By Preston Wilder
You gotta love Gerard Butler. Actually you don’t, you may find him obnoxious and beyond the pale – but at least you have to appreciate that he’s deeply unfashionable. He’s a blustery, unreconstructed macho in a world where the golden rule is being inclusive and not giving offence. Butler has no time for namby-pamby restraint, whether plotting elaborate vigilante revenge in Law Abiding Citizen or ridding London of Islamist scum in London Has Fallen (a film whose plotting is so ludicrous, and its ‘Islamophobia’ so blatant, it achieves its own crazy grandeur). Most critics hate Gerard Butler. Gerard Butler doesn’t care.
Most critics also hated A Family Man – Butler’s stab at a kinder, gentler drama – seeing a mix of shopworn master-of-the-universe clichés and maudlin tearjerker, and I guess you can see it that way. Our hero is Dane Jensen who also sometimes calls himself ‘Jimmy Cobra’ when cold-calling clients, on the theory that every successful headhunter needs a good “desk name”. Whether a high-end corporate recruiter needs a desk name that makes him sound like a small-time drug dealer is another question (though secretaries don’t seem to mind, patching ‘Mr. Cobra’ through to their bosses); fortunately, Dane also confirms his ruthless-capitalist status by being casually racist, urging an underling to seek out that “small dark part of yourself that’s predatory”, and body-shaming his young son Ryan for putting on weight. These are all very Gerard Butler things to do – but it turns out Ryan isn’t getting fat, instead his spleen is swollen because he’s suffering from a form of childhood cancer. Joke’s on you, Gerard Butler!

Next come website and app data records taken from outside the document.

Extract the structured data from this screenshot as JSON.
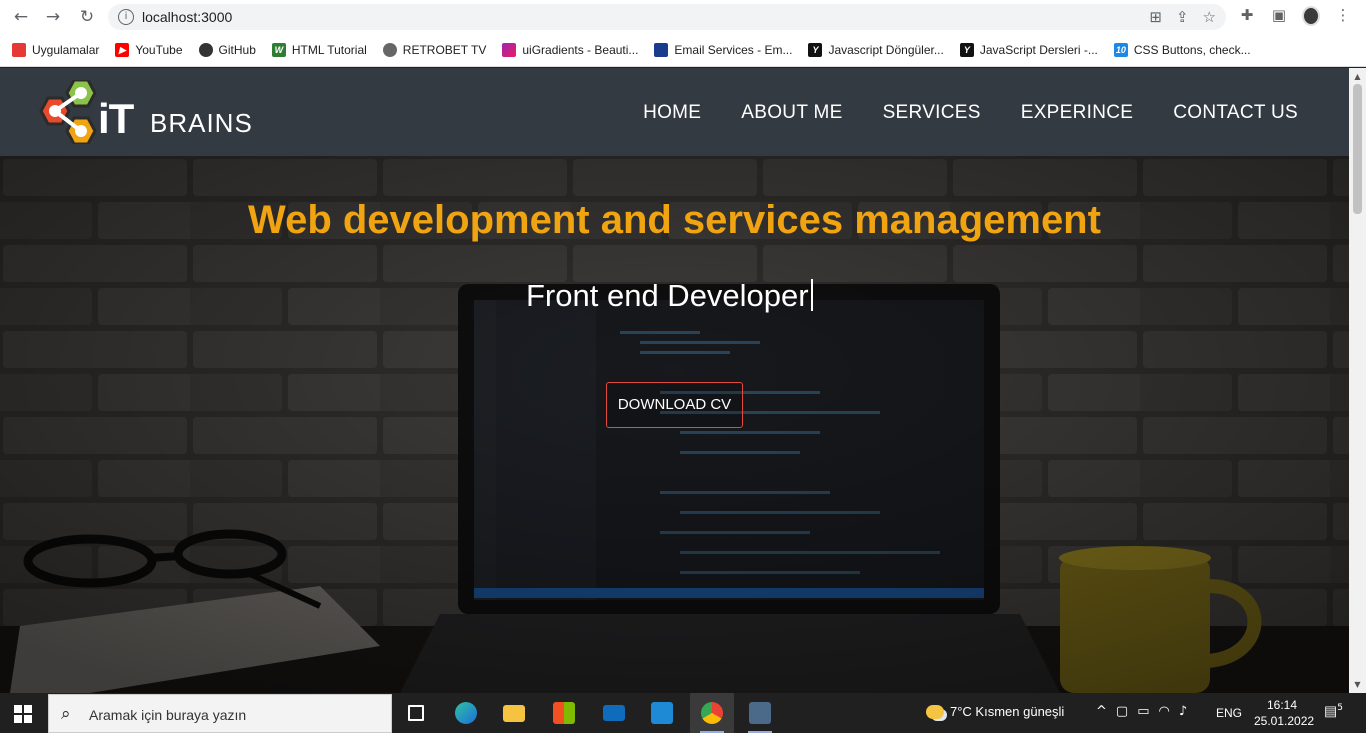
{
  "browser": {
    "url": "localhost:3000",
    "bookmarks": [
      {
        "label": "Uygulamalar",
        "color": "#e53935",
        "icon": "apps-grid-icon"
      },
      {
        "label": "YouTube",
        "color": "#ff0000",
        "icon": "youtube-icon"
      },
      {
        "label": "GitHub",
        "color": "#333333",
        "icon": "github-icon"
      },
      {
        "label": "HTML Tutorial",
        "color": "#2e7d32",
        "icon": "w3-icon"
      },
      {
        "label": "RETROBET TV",
        "color": "#666666",
        "icon": "globe-icon"
      },
      {
        "label": "uiGradients - Beauti...",
        "color": "#9c27b0",
        "icon": "gradient-icon"
      },
      {
        "label": "Email Services - Em...",
        "color": "#1a3c8c",
        "icon": "email-service-icon"
      },
      {
        "label": "Javascript Döngüler...",
        "color": "#111111",
        "icon": "y-icon"
      },
      {
        "label": "JavaScript Dersleri -...",
        "color": "#111111",
        "icon": "y-icon"
      },
      {
        "label": "CSS Buttons, check...",
        "color": "#1e88e5",
        "icon": "css-icon"
      }
    ]
  },
  "site": {
    "logo_it": "iT",
    "logo_brains": "BRAINS",
    "nav": [
      {
        "label": "HOME"
      },
      {
        "label": "ABOUT ME"
      },
      {
        "label": "SERVICES"
      },
      {
        "label": "EXPERINCE"
      },
      {
        "label": "CONTACT US"
      }
    ],
    "hero_title": "Web development and services management",
    "hero_subtitle": "Front end Developer",
    "cv_button": "DOWNLOAD CV",
    "accent_color": "#f1a412"
  },
  "taskbar": {
    "search_placeholder": "Aramak için buraya yazın",
    "weather": "7°C  Kısmen güneşli",
    "language": "ENG",
    "time": "16:14",
    "date": "25.01.2022",
    "notifications": "5"
  }
}
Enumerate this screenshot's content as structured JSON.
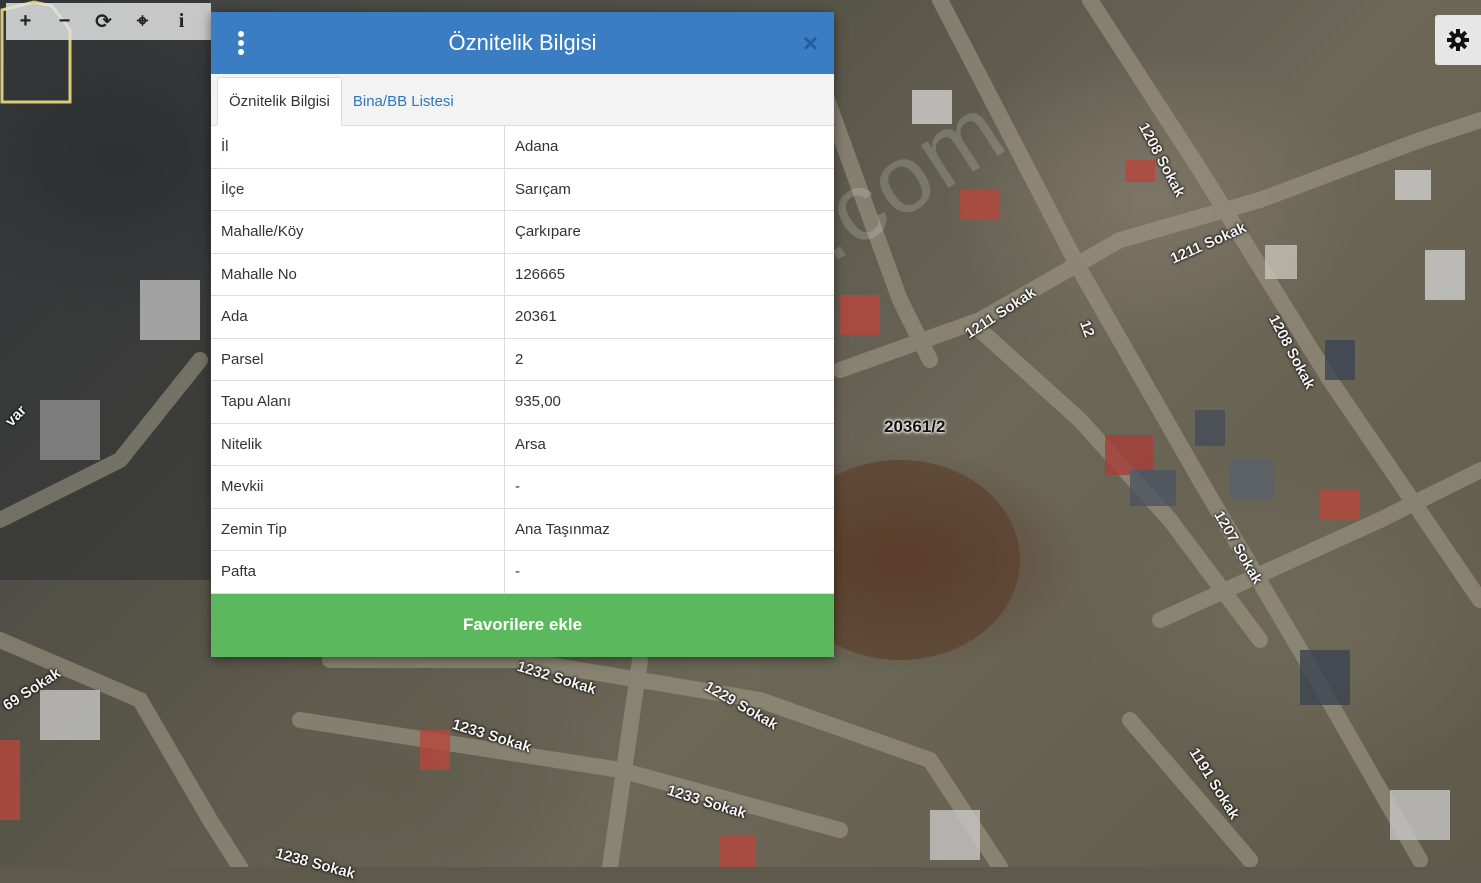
{
  "toolbar": {
    "items": [
      {
        "name": "zoom-in",
        "glyph": "+"
      },
      {
        "name": "zoom-out",
        "glyph": "−"
      },
      {
        "name": "refresh",
        "glyph": "⟳"
      },
      {
        "name": "locate",
        "glyph": "⌖"
      },
      {
        "name": "info",
        "glyph": "i"
      }
    ]
  },
  "dialog": {
    "title": "Öznitelik Bilgisi",
    "tabs": [
      {
        "label": "Öznitelik Bilgisi",
        "active": true
      },
      {
        "label": "Bina/BB Listesi",
        "active": false
      }
    ],
    "rows": [
      {
        "key": "İl",
        "value": "Adana"
      },
      {
        "key": "İlçe",
        "value": "Sarıçam"
      },
      {
        "key": "Mahalle/Köy",
        "value": "Çarkıpare"
      },
      {
        "key": "Mahalle No",
        "value": "126665"
      },
      {
        "key": "Ada",
        "value": "20361"
      },
      {
        "key": "Parsel",
        "value": "2"
      },
      {
        "key": "Tapu Alanı",
        "value": "935,00"
      },
      {
        "key": "Nitelik",
        "value": "Arsa"
      },
      {
        "key": "Mevkii",
        "value": "-"
      },
      {
        "key": "Zemin Tip",
        "value": "Ana Taşınmaz"
      },
      {
        "key": "Pafta",
        "value": "-"
      }
    ],
    "favorite_label": "Favorilere ekle"
  },
  "map": {
    "parcel_label": "20361/2",
    "watermark": "emlakjet.com",
    "streets": [
      {
        "label": "1208 Sokak"
      },
      {
        "label": "1211 Sokak"
      },
      {
        "label": "1211 Sokak"
      },
      {
        "label": "1208 Sokak"
      },
      {
        "label": "1207 Sokak"
      },
      {
        "label": "1232 Sokak"
      },
      {
        "label": "1229 Sokak"
      },
      {
        "label": "1233 Sokak"
      },
      {
        "label": "1233 Sokak"
      },
      {
        "label": "1191 Sokak"
      },
      {
        "label": "69 Sokak"
      },
      {
        "label": "1238 Sokak"
      },
      {
        "label": "var"
      },
      {
        "label": "12"
      }
    ]
  },
  "colors": {
    "header": "#3a7dc3",
    "favorite": "#5cb85c",
    "tab_link": "#2f77bb",
    "parcel_outline": "#d8cc7a"
  }
}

There’s a lot of silly detail in this movie, and the moment when it turns from a poor man’s Wall Street into a disease-of-the-week TV drama with a sick child – will Dane see the error of his capitalist ways in the face of family tragedy? – may be the moment when you tune out completely. Yet Butler is a complicated presence, bull-like vitality and bluster with a tinge of melancholy. One unexpected aspect of A Family Man is the way it celebrates older guys (an entire sub-plot is devoted to Alfred Molina as an unemployed engineer who can’t get a job because he’s in his 50s), and Dane too is middle-aged, his animal energy implicitly fading. The corporate scenes are unconvincing, feeling like a rehash of similar scenes in better movies – though Bill Dubuque, who wrote the script, is himself apparently a former headhunter – but the scenes with Dane and his family have a certain energy, mostly because Butler is so invested; he does come across as a family man, albeit in the old patriarchal sense of the term.
It’s intriguing when Dane and wife Elise (Gretchen Mol, doing a lot with little) talk explicitly about sex, still a rare occurrence in multiplex movies – and of course Dane is “more sexual” than his wife, testosterone being his most obvious element. Elise recalls their early days together, the first time she got up the nerve to say “I love you” and he replied “What’s not to love?” (I’d never met anyone “so confident, so infuriating, so full of energy and life,” she marvels) – and some will find that exchange to be just a rancid celebration of entitled male arrogance yet, like the gung-ho bellicosity of London Has Fallen, it’s so blatant that it makes (and requires) no apology. This is what Butler does, embracing the persona to create his own kind of hero, half thug, half lion.
I can’t exactly recommend A Family Man, yet I can’t hate it either. It’s faintly absurd when Dane and the little boy bond over 9/11 (“Were you sad?”), yet the awkwardness fits the occasion. It’s a bit cringe-inducing that Ryan’s doctor is a wise Sikh gentleman with a brisk-yet-compassionate manner who chides our corporate hero – “Cancer is not a negotiation, Mr. Jensen” – but I guess we appreciate the sentiment. It’s a thunderingly crude and maudlin irony that Dane’s voice (his main weapon in the world of business) may also be what will save his son, comatose children being apparently responsive to the sound of their parents’ voices – but fortunately this somewhat ridiculous twist doesn’t really go anywhere.
In the end, this is more a film to watch on TV than pay €9 for. Still, it has its moments. Dane and Elise have a fight, he flaunts his wounded male ego and calls himself “a goddam American hero” – and it’s such a daft thing to say that the fight breaks down, and they both laugh. Ryan, on his hospital sickbed, recalls the nights when his dad came home after he’d gone to bed: “I could still smell his cologne for a while. It smelled like Dad. It made me feel safe”. Mediocre movies can be sweet sometimes – and Gerard Butler, well, you gotta love him. To quote Jimmy Cobra: What’s not to love?
DIRECTED BY Mark Williams
STARRING Gerard Butler, Gretchen Mol, Willem Dafoe
US 2016 108 mins